▶ **Work item**:
Write out the whole listing again so that each line matches the original.

▶ **Exercise data**:
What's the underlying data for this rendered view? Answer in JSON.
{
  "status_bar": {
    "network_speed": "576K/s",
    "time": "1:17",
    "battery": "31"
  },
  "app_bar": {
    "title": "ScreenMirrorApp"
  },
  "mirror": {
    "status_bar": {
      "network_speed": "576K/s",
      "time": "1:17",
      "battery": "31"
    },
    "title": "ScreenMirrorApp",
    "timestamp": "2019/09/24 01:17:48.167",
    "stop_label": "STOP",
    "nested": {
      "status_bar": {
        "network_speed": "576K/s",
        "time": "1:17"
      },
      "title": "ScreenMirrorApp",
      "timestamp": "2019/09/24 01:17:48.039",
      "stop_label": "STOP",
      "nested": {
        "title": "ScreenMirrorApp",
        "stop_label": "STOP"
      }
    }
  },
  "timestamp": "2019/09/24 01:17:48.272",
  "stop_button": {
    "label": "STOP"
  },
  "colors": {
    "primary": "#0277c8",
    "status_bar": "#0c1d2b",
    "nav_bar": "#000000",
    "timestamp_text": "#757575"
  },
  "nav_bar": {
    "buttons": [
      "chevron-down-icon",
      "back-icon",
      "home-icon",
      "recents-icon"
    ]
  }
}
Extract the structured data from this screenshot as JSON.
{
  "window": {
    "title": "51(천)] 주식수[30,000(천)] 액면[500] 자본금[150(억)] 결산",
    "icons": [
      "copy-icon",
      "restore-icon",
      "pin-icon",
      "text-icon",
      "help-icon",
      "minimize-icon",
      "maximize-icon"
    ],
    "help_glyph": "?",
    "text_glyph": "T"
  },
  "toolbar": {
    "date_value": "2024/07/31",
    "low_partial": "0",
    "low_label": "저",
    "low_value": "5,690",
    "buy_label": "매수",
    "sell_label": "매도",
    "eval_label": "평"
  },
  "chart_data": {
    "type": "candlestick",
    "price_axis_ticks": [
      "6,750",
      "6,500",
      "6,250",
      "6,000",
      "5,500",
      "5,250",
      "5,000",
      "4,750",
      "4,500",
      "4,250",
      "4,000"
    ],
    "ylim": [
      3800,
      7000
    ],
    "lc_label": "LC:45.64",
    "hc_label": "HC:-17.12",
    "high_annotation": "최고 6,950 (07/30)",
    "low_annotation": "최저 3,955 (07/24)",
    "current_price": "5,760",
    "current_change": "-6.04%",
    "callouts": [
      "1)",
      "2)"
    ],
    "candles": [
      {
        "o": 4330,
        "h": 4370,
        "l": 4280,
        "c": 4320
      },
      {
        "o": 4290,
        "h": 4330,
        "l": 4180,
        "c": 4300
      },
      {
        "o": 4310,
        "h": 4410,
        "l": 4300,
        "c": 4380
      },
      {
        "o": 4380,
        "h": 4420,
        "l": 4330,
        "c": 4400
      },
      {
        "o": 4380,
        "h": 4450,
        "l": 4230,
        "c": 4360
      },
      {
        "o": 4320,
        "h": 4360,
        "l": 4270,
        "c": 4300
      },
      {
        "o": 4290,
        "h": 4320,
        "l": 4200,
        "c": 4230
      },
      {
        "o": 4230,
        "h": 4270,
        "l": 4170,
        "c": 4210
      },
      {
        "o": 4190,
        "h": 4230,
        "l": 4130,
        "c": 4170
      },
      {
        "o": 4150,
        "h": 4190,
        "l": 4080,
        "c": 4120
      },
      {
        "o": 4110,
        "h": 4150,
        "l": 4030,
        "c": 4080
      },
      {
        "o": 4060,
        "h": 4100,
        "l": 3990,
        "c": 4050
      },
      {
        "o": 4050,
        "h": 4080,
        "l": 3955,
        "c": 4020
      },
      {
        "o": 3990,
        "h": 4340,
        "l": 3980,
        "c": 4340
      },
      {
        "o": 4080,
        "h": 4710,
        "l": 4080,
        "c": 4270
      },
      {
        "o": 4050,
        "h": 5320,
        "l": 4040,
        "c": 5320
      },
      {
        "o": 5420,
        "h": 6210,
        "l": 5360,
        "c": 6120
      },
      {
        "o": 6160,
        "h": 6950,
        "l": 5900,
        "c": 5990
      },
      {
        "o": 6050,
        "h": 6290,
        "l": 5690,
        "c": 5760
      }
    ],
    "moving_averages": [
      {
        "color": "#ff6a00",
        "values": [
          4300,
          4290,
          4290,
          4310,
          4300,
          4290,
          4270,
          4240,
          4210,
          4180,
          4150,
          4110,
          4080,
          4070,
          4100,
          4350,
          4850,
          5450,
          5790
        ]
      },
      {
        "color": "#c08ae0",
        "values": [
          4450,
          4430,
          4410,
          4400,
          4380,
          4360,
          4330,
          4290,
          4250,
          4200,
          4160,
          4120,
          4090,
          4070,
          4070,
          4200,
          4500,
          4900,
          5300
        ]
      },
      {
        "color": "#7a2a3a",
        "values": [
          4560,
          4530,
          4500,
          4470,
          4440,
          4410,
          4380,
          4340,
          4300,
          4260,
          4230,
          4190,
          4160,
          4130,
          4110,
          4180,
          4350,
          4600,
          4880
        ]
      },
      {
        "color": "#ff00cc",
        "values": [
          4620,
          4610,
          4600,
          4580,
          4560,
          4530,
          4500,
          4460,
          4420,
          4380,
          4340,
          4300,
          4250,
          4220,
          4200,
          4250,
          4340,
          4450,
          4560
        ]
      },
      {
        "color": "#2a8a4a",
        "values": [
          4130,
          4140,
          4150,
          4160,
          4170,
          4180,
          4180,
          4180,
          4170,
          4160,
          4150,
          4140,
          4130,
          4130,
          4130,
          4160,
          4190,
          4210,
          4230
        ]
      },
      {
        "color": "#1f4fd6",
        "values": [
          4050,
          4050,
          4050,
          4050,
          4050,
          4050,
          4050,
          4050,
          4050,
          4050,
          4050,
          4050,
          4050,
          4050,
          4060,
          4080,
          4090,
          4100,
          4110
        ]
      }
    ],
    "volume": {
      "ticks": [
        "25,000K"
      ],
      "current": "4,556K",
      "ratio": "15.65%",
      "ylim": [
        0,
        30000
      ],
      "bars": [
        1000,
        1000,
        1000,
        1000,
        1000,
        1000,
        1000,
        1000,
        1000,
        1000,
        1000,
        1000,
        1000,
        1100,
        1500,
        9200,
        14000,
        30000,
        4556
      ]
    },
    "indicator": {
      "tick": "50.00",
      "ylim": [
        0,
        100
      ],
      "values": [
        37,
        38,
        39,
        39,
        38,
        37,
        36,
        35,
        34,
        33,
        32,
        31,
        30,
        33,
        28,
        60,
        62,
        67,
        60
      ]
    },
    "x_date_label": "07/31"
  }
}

▶ **Response for this exercise**:
What's the underlying data for this rendered view? Answer in JSON.
{
  "status_bar": {
    "network_speed": "576K/s",
    "time": "1:17",
    "battery": "31"
  },
  "app_bar": {
    "title": "ScreenMirrorApp"
  },
  "mirror": {
    "status_bar": {
      "network_speed": "576K/s",
      "time": "1:17",
      "battery": "31"
    },
    "title": "ScreenMirrorApp",
    "timestamp": "2019/09/24 01:17:48.167",
    "stop_label": "STOP",
    "nested": {
      "status_bar": {
        "network_speed": "576K/s",
        "time": "1:17"
      },
      "title": "ScreenMirrorApp",
      "timestamp": "2019/09/24 01:17:48.039",
      "stop_label": "STOP",
      "nested": {
        "title": "ScreenMirrorApp",
        "stop_label": "STOP"
      }
    }
  },
  "timestamp": "2019/09/24 01:17:48.272",
  "stop_button": {
    "label": "STOP"
  },
  "colors": {
    "primary": "#0277c8",
    "status_bar": "#0c1d2b",
    "nav_bar": "#000000",
    "timestamp_text": "#757575"
  },
  "nav_bar": {
    "buttons": [
      "chevron-down-icon",
      "back-icon",
      "home-icon",
      "recents-icon"
    ]
  }
}
Extract the structured data from this screenshot as JSON.
{
  "window": {
    "title": "51(천)] 주식수[30,000(천)] 액면[500] 자본금[150(억)] 결산",
    "icons": [
      "copy-icon",
      "restore-icon",
      "pin-icon",
      "text-icon",
      "help-icon",
      "minimize-icon",
      "maximize-icon"
    ],
    "help_glyph": "?",
    "text_glyph": "T"
  },
  "toolbar": {
    "date_value": "2024/07/31",
    "low_partial": "0",
    "low_label": "저",
    "low_value": "5,690",
    "buy_label": "매수",
    "sell_label": "매도",
    "eval_label": "평"
  },
  "chart_data": {
    "type": "candlestick",
    "price_axis_ticks": [
      "6,750",
      "6,500",
      "6,250",
      "6,000",
      "5,500",
      "5,250",
      "5,000",
      "4,750",
      "4,500",
      "4,250",
      "4,000"
    ],
    "ylim": [
      3800,
      7000
    ],
    "lc_label": "LC:45.64",
    "hc_label": "HC:-17.12",
    "high_annotation": "최고 6,950 (07/30)",
    "low_annotation": "최저 3,955 (07/24)",
    "current_price": "5,760",
    "current_change": "-6.04%",
    "callouts": [
      "1)",
      "2)"
    ],
    "candles": [
      {
        "o": 4330,
        "h": 4370,
        "l": 4280,
        "c": 4320
      },
      {
        "o": 4290,
        "h": 4330,
        "l": 4180,
        "c": 4300
      },
      {
        "o": 4310,
        "h": 4410,
        "l": 4300,
        "c": 4380
      },
      {
        "o": 4380,
        "h": 4420,
        "l": 4330,
        "c": 4400
      },
      {
        "o": 4380,
        "h": 4450,
        "l": 4230,
        "c": 4360
      },
      {
        "o": 4320,
        "h": 4360,
        "l": 4270,
        "c": 4300
      },
      {
        "o": 4290,
        "h": 4320,
        "l": 4200,
        "c": 4230
      },
      {
        "o": 4230,
        "h": 4270,
        "l": 4170,
        "c": 4210
      },
      {
        "o": 4190,
        "h": 4230,
        "l": 4130,
        "c": 4170
      },
      {
        "o": 4150,
        "h": 4190,
        "l": 4080,
        "c": 4120
      },
      {
        "o": 4110,
        "h": 4150,
        "l": 4030,
        "c": 4080
      },
      {
        "o": 4060,
        "h": 4100,
        "l": 3990,
        "c": 4050
      },
      {
        "o": 4050,
        "h": 4080,
        "l": 3955,
        "c": 4020
      },
      {
        "o": 3990,
        "h": 4340,
        "l": 3980,
        "c": 4340
      },
      {
        "o": 4080,
        "h": 4710,
        "l": 4080,
        "c": 4270
      },
      {
        "o": 4050,
        "h": 5320,
        "l": 4040,
        "c": 5320
      },
      {
        "o": 5420,
        "h": 6210,
        "l": 5360,
        "c": 6120
      },
      {
        "o": 6160,
        "h": 6950,
        "l": 5900,
        "c": 5990
      },
      {
        "o": 6050,
        "h": 6290,
        "l": 5690,
        "c": 5760
      }
    ],
    "moving_averages": [
      {
        "color": "#ff6a00",
        "values": [
          4300,
          4290,
          4290,
          4310,
          4300,
          4290,
          4270,
          4240,
          4210,
          4180,
          4150,
          4110,
          4080,
          4070,
          4100,
          4350,
          4850,
          5450,
          5790
        ]
      },
      {
        "color": "#c08ae0",
        "values": [
          4450,
          4430,
          4410,
          4400,
          4380,
          4360,
          4330,
          4290,
          4250,
          4200,
          4160,
          4120,
          4090,
          4070,
          4070,
          4200,
          4500,
          4900,
          5300
        ]
      },
      {
        "color": "#7a2a3a",
        "values": [
          4560,
          4530,
          4500,
          4470,
          4440,
          4410,
          4380,
          4340,
          4300,
          4260,
          4230,
          4190,
          4160,
          4130,
          4110,
          4180,
          4350,
          4600,
          4880
        ]
      },
      {
        "color": "#ff00cc",
        "values": [
          4620,
          4610,
          4600,
          4580,
          4560,
          4530,
          4500,
          4460,
          4420,
          4380,
          4340,
          4300,
          4250,
          4220,
          4200,
          4250,
          4340,
          4450,
          4560
        ]
      },
      {
        "color": "#2a8a4a",
        "values": [
          4130,
          4140,
          4150,
          4160,
          4170,
          4180,
          4180,
          4180,
          4170,
          4160,
          4150,
          4140,
          4130,
          4130,
          4130,
          4160,
          4190,
          4210,
          4230
        ]
      },
      {
        "color": "#1f4fd6",
        "values": [
          4050,
          4050,
          4050,
          4050,
          4050,
          4050,
          4050,
          4050,
          4050,
          4050,
          4050,
          4050,
          4050,
          4050,
          4060,
          4080,
          4090,
          4100,
          4110
        ]
      }
    ],
    "volume": {
      "ticks": [
        "25,000K"
      ],
      "current": "4,556K",
      "ratio": "15.65%",
      "ylim": [
        0,
        30000
      ],
      "bars": [
        1000,
        1000,
        1000,
        1000,
        1000,
        1000,
        1000,
        1000,
        1000,
        1000,
        1000,
        1000,
        1000,
        1100,
        1500,
        9200,
        14000,
        30000,
        4556
      ]
    },
    "indicator": {
      "tick": "50.00",
      "ylim": [
        0,
        100
      ],
      "values": [
        37,
        38,
        39,
        39,
        38,
        37,
        36,
        35,
        34,
        33,
        32,
        31,
        30,
        33,
        28,
        60,
        62,
        67,
        60
      ]
    },
    "x_date_label": "07/31"
  }
}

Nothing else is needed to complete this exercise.